━━ Given data

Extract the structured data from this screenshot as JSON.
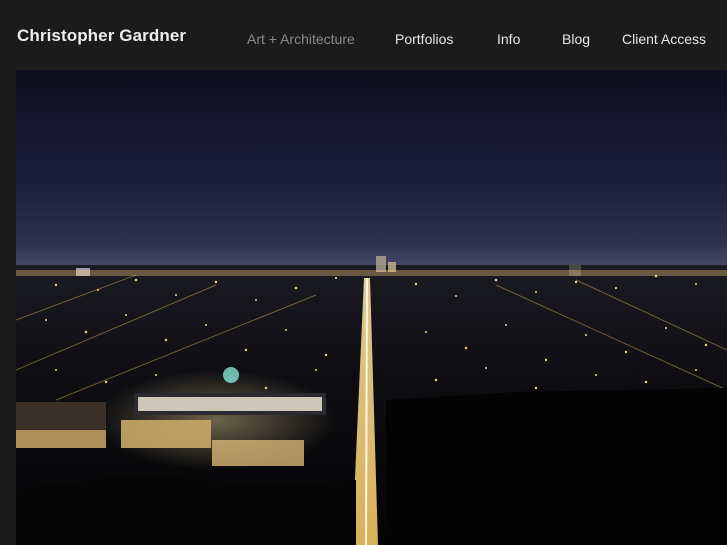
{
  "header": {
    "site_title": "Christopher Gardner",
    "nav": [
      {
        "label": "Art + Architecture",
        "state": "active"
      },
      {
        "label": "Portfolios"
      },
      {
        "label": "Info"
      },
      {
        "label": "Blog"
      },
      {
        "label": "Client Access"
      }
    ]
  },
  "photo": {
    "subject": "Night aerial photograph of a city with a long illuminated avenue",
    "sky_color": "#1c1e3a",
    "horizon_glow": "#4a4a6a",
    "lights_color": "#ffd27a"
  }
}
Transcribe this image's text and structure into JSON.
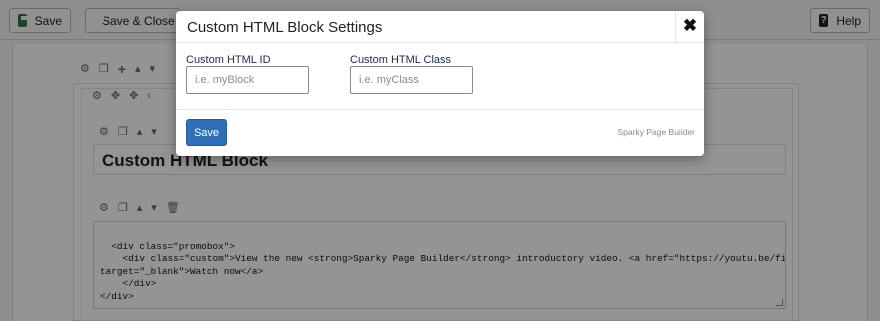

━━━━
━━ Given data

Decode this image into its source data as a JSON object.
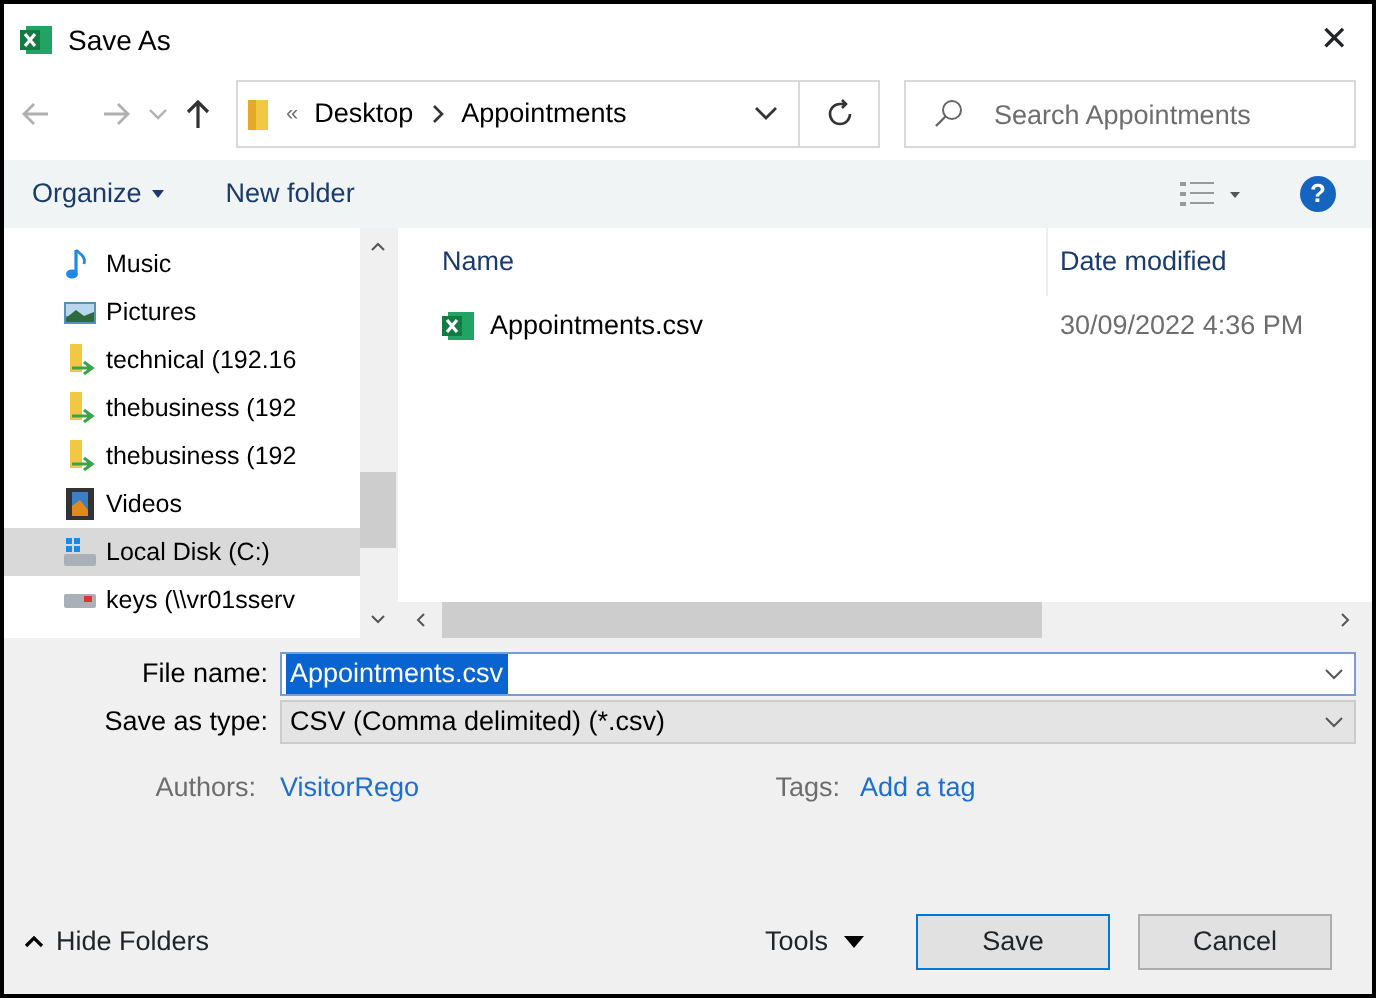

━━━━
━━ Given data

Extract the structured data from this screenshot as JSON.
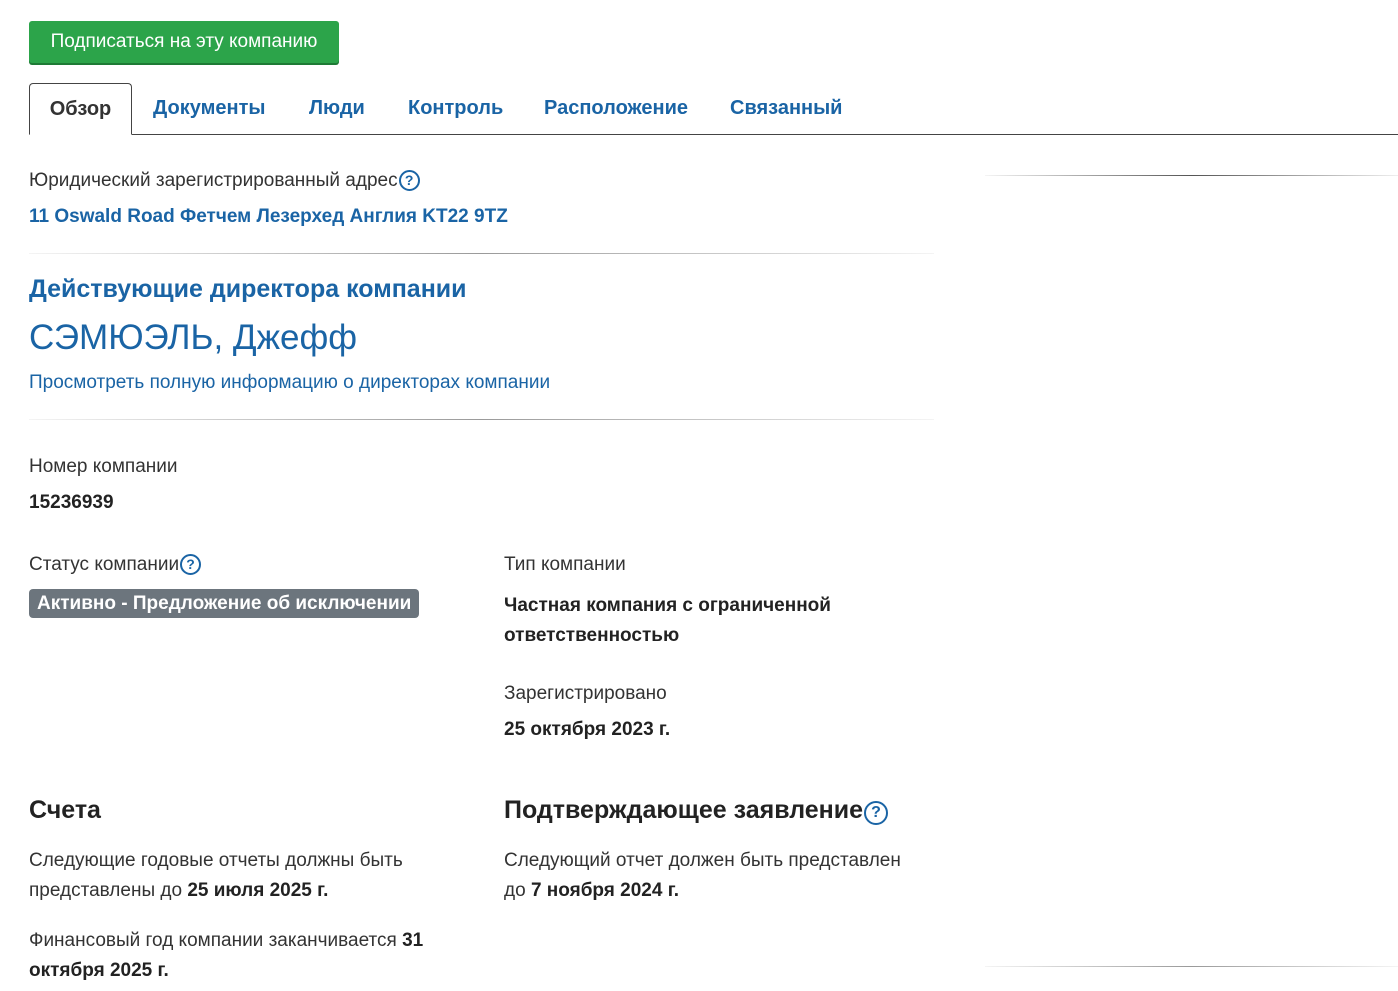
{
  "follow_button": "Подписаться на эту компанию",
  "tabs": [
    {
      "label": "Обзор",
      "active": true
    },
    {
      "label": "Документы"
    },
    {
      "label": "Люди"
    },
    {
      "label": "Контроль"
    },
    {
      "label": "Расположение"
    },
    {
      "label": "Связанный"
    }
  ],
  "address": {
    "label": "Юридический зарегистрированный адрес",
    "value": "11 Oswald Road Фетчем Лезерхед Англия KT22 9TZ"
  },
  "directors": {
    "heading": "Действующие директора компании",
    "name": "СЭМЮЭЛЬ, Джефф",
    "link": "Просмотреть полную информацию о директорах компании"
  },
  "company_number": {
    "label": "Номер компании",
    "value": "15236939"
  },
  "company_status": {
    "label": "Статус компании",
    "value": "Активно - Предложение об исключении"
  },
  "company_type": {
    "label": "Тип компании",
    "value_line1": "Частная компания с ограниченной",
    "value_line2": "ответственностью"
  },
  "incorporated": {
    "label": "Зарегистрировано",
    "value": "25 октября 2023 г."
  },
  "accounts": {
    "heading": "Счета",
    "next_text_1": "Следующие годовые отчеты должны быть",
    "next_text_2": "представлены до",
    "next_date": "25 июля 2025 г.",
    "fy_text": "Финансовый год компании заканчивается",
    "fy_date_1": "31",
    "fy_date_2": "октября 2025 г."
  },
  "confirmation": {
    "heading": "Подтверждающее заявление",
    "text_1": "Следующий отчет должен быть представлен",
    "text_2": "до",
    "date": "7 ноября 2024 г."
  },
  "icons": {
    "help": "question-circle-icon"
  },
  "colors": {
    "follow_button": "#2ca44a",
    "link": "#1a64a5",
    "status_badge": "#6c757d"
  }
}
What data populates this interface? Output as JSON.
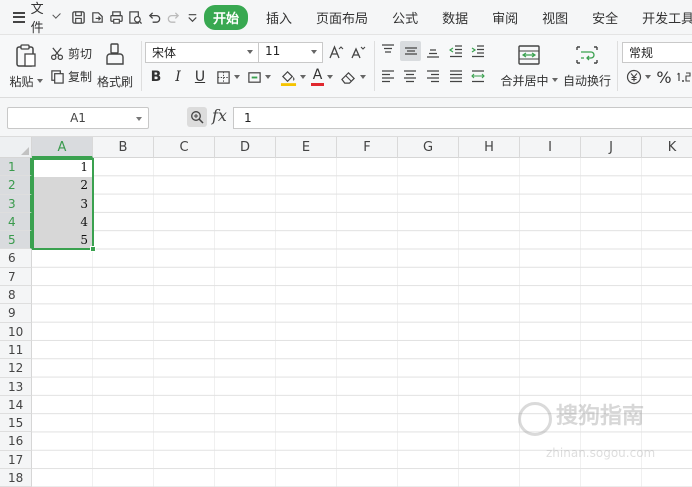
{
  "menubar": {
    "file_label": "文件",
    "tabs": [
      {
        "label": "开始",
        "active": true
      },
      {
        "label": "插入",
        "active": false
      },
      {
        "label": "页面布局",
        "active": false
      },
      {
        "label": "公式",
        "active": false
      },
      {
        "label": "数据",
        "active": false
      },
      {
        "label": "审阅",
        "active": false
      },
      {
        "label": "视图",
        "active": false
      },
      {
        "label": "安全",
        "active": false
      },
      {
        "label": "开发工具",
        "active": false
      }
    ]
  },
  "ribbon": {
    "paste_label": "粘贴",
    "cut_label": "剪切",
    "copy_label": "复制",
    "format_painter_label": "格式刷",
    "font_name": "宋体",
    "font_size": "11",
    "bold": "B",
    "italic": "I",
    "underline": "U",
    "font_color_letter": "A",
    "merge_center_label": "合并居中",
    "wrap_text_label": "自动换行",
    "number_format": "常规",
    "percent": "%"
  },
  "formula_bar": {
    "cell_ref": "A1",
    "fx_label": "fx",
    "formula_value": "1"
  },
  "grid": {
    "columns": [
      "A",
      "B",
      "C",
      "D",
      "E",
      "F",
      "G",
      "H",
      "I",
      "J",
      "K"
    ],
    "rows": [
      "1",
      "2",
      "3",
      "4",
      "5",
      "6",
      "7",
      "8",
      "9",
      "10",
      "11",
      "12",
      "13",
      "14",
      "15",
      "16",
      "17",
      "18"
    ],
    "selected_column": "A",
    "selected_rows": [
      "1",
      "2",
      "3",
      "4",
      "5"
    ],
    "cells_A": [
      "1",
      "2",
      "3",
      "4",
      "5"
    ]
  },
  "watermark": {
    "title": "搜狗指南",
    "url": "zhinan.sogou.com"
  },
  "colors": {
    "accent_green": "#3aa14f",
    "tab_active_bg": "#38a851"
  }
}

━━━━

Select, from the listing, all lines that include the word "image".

Transcribe this image's text and structure into JSON.
Decode this image into its source data as a JSON object.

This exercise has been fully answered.